Legal fees charged by your attorney vary according to the amount of time spent on your case, the attorney's experience, the difficulty of the case, the results, and the costs involved. Get everything in writing. Fee disputes are the most common type of problem encountered between attorneys and clients. Common fee arrangements include:
Consultation fee: The meeting where both you and the attorney determine whether he or she can assist you may be free of charge, although many attorneys charge a fixed or hourly fee.
Contingency fees: The attorney charges a percentage (generally one–third) of the amount awarded in the case. If you lose the case, the attorney does not get a fee, but you will still have to pay expenses. Generally used in personal injury cases, property damage cases, or other cases where a large amount of money is involved. Contingency fees are typically not available if you are seeking general legal advice such as the purchase or sale of a business.
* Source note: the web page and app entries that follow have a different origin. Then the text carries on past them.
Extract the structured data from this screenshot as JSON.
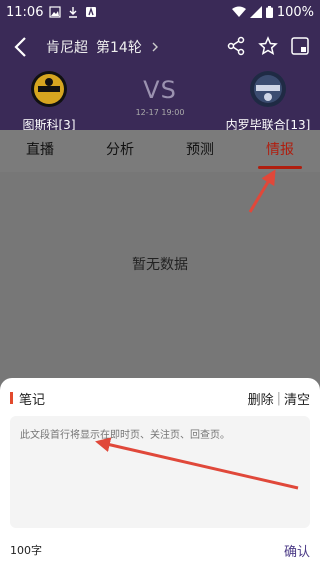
{
  "status_bar": {
    "time": "11:06",
    "battery": "100%"
  },
  "header": {
    "league": "肯尼超",
    "round": "第14轮",
    "home_team": "图斯科[3]",
    "away_team": "内罗毕联合[13]",
    "vs": "VS",
    "match_time": "12-17 19:00"
  },
  "tabs": [
    {
      "label": "直播"
    },
    {
      "label": "分析"
    },
    {
      "label": "预测"
    },
    {
      "label": "情报"
    }
  ],
  "content": {
    "empty_text": "暂无数据"
  },
  "note": {
    "title": "笔记",
    "delete_label": "删除",
    "clear_label": "清空",
    "placeholder": "此文段首行将显示在即时页、关注页、回查页。",
    "char_count": "100字",
    "confirm_label": "确认"
  },
  "colors": {
    "header_bg": "#3a2a57",
    "accent_red": "#b01e0f",
    "confirm": "#4b3a86"
  }
}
Flat fees: Your attorney's services are covered in one comprehensive fee. A flat fee is usually offered only for simple or routine cases such as a will or an uncontested divorce.
Hourly rate: Charges are based on each hour (or portion thereof) that the attorney works on your case. This is the most typical fee arrangement. If the attorney charges by the hour, you should find out the minimum billing segment (e.g. one–quarter or one–tenth of an hour).
Retainer fees: Think of this as a down payment. You pay a set fee, often based on the attorney's hourly rate, which is placed in a special account. The cost of services is deducted from that account. Many retainer fees are non–refundable unless a court rules the fee unreasonable.
Statutory fee: The fees in some cases may be set by statute or a court may set and approve a fee that you pay. These types of fees may appear in probate, bankruptcy, or other proceedings.
Charges for legal services almost always include additional costs outside of the attorney's fees. You can tell your attorney that any costs over a certain amount have to be approved by you in advance; you might be able to negotiate the amount charged for many of these costs. These costs include:
Regulating fees and costs by forging a written agreement between you and your attorney is just the beginning. Throughout your dealings you should carefully organize all your information, and present facts clearly and concisely. This not only makes more efficient usage of your attorney's time, but your checkbook. Also, carefully monitor your bill. Make sure expenses have not surpassed pre–agreed limits.